The California-based self-esteem movement was another blow to authoritative parenting, says Steven Hughes, a pediatric neuropsychologist at the University of Minnesota.
When pundits blamed low self-esteem for everything from alcoholism to teenage pregnancy, parents and teachers went overboard to praise kids, regardless of their talents or efforts. Parents then set out to convince the world that their child was exceptional.
"What we have is at least a generation of parents who are absolutely unmoored from their instincts," says Dr. Hughes, who gives talks on the subject throughout North America.
Not all parents have become human jellyfish, though.
Deanna Dahlsad, a mother of three in Fargo, N.D., says she frowns on parents who "prize their children kind of like begonias or pets."
Her own parents had firm boundaries and presented a united front, an approach she takes with her own children, says Ms. Dahlsad, who writes for online publications.
In a post titled "Permissive Parents, Stop Ruining Your Children," Ms. Dahlsad blogged about "lazy parents" who defend their kids' right to run amok in shopping centres or rummage through doctors' offices.
"I was kind of surprised my post didn't get more hate mail," she says.
Building self-esteem doesn't mean ensuring a child is happy all the time, or free to do as he or she pleases, Dr. Mamen says.
Parents need to set limits with their children and let them discover they are capable of solving problems even when they don't get what they want.
"We are a hierarchical species," she says. "It's our job
as the adults to guide children and essentially train them to be self-sufficient adults who can form good relationships."
Mothers and fathers of children with behavioural problems are relieved when she urges them to stand up to their kids, she adds: It's never too late to grow a backbone.
Quiz: Are you a backbone parent?
What's your parenting style? Take our quiz to see how you rate.
1. Your daughter didn't eat dinner and now demands a snack before bed. Do you:

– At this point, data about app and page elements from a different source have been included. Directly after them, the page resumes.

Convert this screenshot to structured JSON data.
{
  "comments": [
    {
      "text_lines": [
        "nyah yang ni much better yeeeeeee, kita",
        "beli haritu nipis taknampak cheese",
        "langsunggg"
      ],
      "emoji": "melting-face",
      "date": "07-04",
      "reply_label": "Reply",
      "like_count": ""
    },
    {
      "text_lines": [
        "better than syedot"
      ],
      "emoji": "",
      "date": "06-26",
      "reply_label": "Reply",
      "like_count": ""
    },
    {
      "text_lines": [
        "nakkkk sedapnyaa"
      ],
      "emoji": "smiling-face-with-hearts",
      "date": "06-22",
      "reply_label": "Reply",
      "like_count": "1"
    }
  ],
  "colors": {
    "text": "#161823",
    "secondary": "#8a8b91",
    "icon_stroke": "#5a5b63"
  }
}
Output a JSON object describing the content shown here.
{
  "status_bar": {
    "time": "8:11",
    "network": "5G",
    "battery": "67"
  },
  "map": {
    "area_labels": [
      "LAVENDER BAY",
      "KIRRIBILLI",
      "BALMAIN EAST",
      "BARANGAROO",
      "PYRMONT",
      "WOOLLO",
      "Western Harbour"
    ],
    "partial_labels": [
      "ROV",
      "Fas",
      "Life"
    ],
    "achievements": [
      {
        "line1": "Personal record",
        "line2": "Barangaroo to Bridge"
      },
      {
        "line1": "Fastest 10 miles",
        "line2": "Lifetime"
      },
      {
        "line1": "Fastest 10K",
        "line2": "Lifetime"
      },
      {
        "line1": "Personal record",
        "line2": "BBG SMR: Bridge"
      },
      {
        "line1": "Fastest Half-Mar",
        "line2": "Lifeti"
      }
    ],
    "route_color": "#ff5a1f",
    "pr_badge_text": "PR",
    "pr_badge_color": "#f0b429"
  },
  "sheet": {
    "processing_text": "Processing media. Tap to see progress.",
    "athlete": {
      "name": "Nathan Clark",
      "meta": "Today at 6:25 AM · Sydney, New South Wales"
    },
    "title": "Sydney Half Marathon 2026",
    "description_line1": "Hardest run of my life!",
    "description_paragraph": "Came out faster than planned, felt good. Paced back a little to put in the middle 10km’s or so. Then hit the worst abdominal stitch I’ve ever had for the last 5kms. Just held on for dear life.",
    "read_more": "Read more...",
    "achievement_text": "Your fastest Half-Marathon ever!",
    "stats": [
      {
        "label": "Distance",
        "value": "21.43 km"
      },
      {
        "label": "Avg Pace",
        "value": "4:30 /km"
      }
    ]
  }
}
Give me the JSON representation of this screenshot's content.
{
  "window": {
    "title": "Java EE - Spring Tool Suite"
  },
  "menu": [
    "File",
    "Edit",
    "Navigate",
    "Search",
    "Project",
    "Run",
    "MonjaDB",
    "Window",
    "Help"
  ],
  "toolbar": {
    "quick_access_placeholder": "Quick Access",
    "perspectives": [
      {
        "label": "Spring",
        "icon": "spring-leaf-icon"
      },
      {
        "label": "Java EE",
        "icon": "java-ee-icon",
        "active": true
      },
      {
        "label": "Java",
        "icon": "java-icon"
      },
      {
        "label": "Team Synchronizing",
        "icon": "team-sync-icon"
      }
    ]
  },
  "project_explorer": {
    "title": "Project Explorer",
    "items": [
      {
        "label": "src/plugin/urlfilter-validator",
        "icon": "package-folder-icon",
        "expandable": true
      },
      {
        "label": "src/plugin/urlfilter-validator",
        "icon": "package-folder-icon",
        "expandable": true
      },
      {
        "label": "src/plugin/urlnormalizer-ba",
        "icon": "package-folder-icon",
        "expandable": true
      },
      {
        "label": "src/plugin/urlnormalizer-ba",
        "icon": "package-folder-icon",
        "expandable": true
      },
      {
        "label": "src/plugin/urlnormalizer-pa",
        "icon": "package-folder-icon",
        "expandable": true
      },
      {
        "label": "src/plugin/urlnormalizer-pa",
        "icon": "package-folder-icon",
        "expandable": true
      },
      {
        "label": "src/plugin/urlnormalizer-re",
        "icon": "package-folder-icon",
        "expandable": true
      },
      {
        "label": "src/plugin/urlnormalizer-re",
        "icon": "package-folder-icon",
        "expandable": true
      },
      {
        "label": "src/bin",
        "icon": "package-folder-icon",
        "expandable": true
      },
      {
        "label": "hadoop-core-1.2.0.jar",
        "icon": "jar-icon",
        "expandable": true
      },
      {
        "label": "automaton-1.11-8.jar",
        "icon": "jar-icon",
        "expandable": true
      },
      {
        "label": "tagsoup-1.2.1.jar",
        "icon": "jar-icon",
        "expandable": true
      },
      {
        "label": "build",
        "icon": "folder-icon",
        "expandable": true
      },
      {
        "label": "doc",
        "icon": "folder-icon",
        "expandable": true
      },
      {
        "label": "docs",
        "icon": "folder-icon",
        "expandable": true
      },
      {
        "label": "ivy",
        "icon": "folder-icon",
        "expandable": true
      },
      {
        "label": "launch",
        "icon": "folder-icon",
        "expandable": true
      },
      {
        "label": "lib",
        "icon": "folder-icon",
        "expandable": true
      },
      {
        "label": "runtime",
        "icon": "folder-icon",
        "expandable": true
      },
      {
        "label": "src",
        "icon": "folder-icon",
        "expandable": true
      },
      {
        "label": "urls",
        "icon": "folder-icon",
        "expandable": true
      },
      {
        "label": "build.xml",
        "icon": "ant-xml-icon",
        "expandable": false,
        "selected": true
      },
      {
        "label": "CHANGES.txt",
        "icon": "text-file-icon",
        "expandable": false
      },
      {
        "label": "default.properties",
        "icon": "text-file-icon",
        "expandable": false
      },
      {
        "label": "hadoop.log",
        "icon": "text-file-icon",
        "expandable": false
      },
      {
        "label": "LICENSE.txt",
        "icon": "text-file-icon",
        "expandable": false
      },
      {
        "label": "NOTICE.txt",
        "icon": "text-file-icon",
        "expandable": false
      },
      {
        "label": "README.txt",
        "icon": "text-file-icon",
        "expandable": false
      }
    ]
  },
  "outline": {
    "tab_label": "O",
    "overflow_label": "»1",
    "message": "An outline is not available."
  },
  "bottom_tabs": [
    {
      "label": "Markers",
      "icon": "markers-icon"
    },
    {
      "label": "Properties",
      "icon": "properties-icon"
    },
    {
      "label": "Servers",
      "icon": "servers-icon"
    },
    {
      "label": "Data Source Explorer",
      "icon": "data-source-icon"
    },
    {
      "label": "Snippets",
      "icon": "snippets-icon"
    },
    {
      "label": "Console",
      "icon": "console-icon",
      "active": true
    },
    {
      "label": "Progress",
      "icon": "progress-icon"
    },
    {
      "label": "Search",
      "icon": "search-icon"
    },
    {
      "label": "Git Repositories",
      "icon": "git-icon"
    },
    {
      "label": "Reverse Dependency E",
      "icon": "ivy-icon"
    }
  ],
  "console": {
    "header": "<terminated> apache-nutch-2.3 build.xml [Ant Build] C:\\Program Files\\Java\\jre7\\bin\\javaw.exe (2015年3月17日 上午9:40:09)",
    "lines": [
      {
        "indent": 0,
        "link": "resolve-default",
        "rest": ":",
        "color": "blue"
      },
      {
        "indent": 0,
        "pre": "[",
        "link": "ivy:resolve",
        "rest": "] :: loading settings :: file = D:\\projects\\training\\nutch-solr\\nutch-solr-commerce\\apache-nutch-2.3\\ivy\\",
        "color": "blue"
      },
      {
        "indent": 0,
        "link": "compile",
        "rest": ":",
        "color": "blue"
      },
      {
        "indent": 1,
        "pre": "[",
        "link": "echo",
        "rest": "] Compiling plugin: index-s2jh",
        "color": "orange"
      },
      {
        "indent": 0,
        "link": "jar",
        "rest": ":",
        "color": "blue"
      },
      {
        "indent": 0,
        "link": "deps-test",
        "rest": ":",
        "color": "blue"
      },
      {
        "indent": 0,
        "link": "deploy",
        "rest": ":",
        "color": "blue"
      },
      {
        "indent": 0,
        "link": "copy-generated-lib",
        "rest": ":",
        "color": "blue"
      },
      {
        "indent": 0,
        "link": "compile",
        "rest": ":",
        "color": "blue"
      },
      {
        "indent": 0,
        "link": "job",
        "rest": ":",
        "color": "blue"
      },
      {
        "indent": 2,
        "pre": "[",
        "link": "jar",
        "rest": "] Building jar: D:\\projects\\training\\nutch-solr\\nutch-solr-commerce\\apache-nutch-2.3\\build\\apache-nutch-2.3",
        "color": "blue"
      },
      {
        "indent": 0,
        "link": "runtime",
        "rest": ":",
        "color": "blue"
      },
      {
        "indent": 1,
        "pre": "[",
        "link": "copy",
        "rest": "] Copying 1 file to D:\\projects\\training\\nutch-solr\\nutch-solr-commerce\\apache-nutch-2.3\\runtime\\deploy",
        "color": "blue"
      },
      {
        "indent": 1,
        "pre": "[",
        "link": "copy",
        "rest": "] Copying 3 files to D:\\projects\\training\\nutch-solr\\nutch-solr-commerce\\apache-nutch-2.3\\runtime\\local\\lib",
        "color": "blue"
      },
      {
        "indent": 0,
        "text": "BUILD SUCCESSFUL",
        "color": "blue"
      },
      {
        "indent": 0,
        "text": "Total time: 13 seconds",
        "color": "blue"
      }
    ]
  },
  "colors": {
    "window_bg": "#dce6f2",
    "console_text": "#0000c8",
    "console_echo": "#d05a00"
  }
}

A) Let her choose what to eat (it's great that she's in touch with her body's needs)
B) Refuse a snack and say "that's what you get for not eating dinner"
C) Give her a choice between two healthy snacks and remind her to eat more dinner next time
2. Your teenager returns your car with an empty gas tank. Do you:
A) Tell him he should fill it up (but you'll take care of it this time because he has a test to study for)
B) Yell at him for being irresponsible, then take away his car privileges
C) Tell him to drive to the gas station pronto and warn him that next time, he'll have to wash and vacuum the car too
3. Your five-year-old daughter is tantrumming while getting dressed for a birthday party. Do you:
A) Let her wear her favourite pink nightie - after all, it's a special occasion
B) Make her wear the green velvet dress from grandma "or you're not going to the party"
C) Lay out a few acceptable outfits and let her choose
4. Your two-year-old is pulling things off the supermarket shelves. Do you:
A) Admire his creativity and let other shoppers wheel their carts around his sculpture of tomato soup cans
B) Seize the child and threaten to put him in a "time out" if he doesn't stop touching things
C) Show him how to put the cans back, then involve him in helping you carry the cans you need
5. Your six-year-old daughter is on a rampage at a restaurant. Do you:
A) Wolf down your meal so you can get her out of there quick
B) Grab by the arm and threaten to take her toys away when you get home
C) Remind her about table manners and if she won't settle down, have someone wait with her outside
6. Your four-year-old points at a stranger on the bus and says "he smells!" Do you:
A) Whisper in his ear "I know, honey" (he's speaking the truth and you want him to be authentic)
B) Tell him to shut his mouth "and don't say another word until we get off the bus"
C) Explain that it's not polite to say mean things about others, and ask him to apologize
If your answers tend to be A, your parenting may be on the soft side.
If B describes your usualy MO, you could stand to loosen your grip.
If you chose mostly C answers, you tend to be a backbone parent who sets limits without squelching your kid's spirit.